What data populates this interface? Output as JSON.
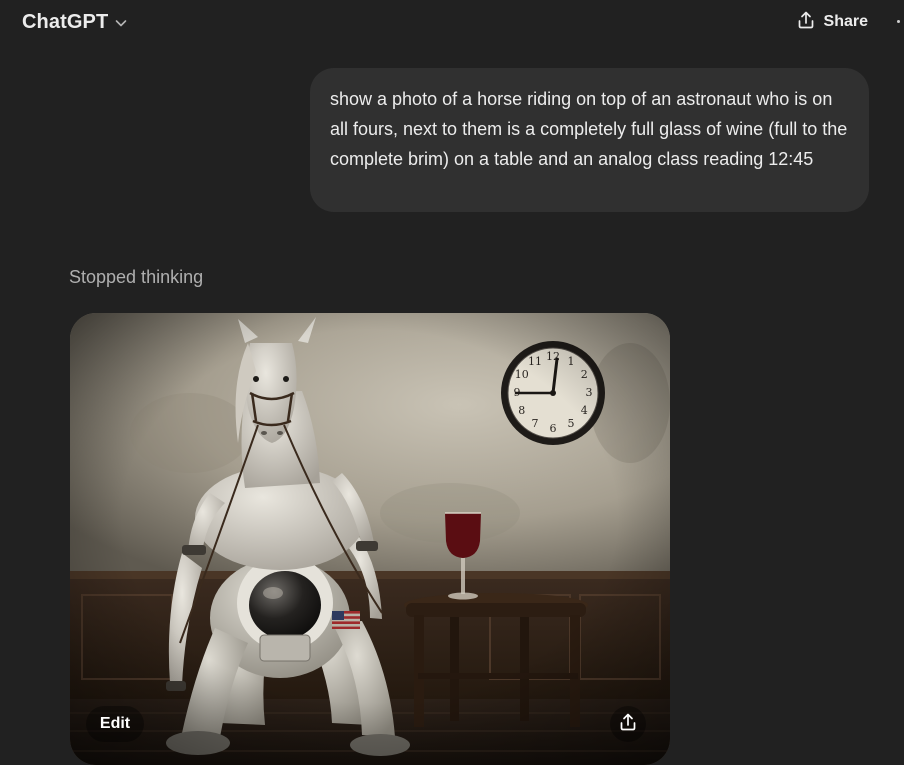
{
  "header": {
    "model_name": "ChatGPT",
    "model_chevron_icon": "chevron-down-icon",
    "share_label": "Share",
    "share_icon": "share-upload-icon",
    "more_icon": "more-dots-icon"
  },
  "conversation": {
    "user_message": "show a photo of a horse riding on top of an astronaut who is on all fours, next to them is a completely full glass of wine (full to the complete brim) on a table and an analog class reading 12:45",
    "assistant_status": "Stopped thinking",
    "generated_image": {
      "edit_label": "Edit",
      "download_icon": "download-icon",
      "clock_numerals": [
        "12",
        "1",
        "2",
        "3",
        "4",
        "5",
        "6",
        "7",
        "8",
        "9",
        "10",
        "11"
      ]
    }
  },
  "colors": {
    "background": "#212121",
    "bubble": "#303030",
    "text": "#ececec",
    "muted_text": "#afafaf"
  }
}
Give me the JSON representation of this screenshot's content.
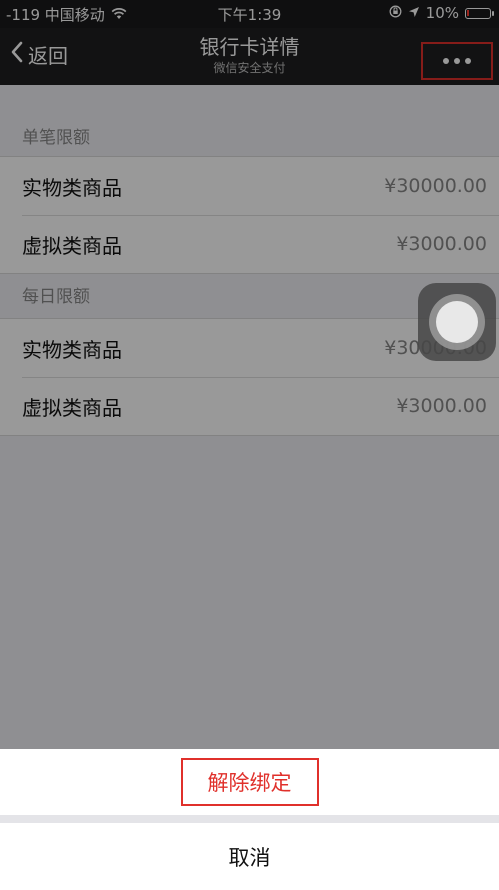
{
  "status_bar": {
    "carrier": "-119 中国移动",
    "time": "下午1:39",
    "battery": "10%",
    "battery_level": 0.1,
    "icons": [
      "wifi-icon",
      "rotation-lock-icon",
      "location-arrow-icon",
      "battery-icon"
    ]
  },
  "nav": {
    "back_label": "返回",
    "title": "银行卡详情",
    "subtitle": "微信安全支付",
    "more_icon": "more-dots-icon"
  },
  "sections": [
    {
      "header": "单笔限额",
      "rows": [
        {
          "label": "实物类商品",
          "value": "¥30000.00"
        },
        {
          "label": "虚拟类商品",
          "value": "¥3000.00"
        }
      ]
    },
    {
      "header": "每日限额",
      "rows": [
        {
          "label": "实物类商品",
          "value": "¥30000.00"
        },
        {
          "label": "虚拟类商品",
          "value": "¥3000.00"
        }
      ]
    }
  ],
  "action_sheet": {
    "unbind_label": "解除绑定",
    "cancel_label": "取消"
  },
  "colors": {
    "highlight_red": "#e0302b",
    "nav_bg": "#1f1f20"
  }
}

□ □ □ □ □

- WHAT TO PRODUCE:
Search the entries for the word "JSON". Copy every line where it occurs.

- SOLVED EXERCISE:
What data populates this interface? Output as JSON.
Give me the JSON representation of this screenshot's content.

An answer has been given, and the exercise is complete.